If you have recently been diagnosed with psoriasis, well, this story is for you. I hope this helps you get to know some of the problems that may come your way. Secondly, I hope this article will let the world know about the reality that we with psoriasis face.
I want to erase the stigma and promote awareness. A friendly smile or a kind compliment can empower us and give us the strength to fight. I want to let the world know that we need support and love.
I consider psoriasis growing trouble. The first and most disturbing change is the physical appearance. This gives birth to more problems like avoiding public gatherings, not showing up for work and different types of embarrassing moments. In my own experience, in the past, I've locked myself in my room for days to avoid people turning away from me. They made me feel like I turned into something that is shameful and harmful.
Psoriasis holds you from wearing clothes that show areas of skin.
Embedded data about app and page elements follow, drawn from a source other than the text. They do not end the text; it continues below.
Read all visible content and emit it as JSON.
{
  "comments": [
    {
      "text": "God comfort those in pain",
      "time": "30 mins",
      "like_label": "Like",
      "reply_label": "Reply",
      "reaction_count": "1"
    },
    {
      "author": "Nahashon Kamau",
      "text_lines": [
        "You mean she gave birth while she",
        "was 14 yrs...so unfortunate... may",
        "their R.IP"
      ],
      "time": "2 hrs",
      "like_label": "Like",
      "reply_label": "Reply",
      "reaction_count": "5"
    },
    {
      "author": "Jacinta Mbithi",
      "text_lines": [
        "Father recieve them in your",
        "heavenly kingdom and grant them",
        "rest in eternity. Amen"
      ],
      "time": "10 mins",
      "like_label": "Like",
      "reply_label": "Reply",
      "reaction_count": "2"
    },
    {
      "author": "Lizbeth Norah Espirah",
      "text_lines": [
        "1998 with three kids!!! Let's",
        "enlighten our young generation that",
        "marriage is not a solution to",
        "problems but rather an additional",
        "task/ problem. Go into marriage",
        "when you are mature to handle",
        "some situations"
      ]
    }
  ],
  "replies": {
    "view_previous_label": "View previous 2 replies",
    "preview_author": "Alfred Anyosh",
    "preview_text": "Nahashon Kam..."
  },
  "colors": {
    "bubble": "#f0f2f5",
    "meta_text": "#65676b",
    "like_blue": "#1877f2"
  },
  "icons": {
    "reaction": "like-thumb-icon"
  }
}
It forces you to wear covered clothes even in the scorching heat. In addition to the new skin accessories, managing the shame is an unseen symptom.
Psoriasis changes the way you think and behave. It makes you humble. When you have seen enough of the miseries, you become more accepting towards others in search of their own acceptance. But despite that, we get nothing in return. All we get is disgust and words of pity. The resiliency is exhausting.
It took me years to learn to get emotional strength and show confidence. When I was able to like myself and be comfortable in my own skin, I was able to shine and share what I had with others. When I started feeling good about myself, I didn’t need the approval of others. This is beneficial also as it cleanses our relationships with people. It knocks out the people who do not truly care.
Positive coping was the hardest part for me. Prioritizing rest, work, and not feeling guilty. One part of coping is not limiting your daily life due to those shameful and embarrassing feelings. It's not worth it.
I encourage you to wear your psoriasis marks like trophies. It’s all in your mind and it all depends on how you think.
How often do you experience brain fog?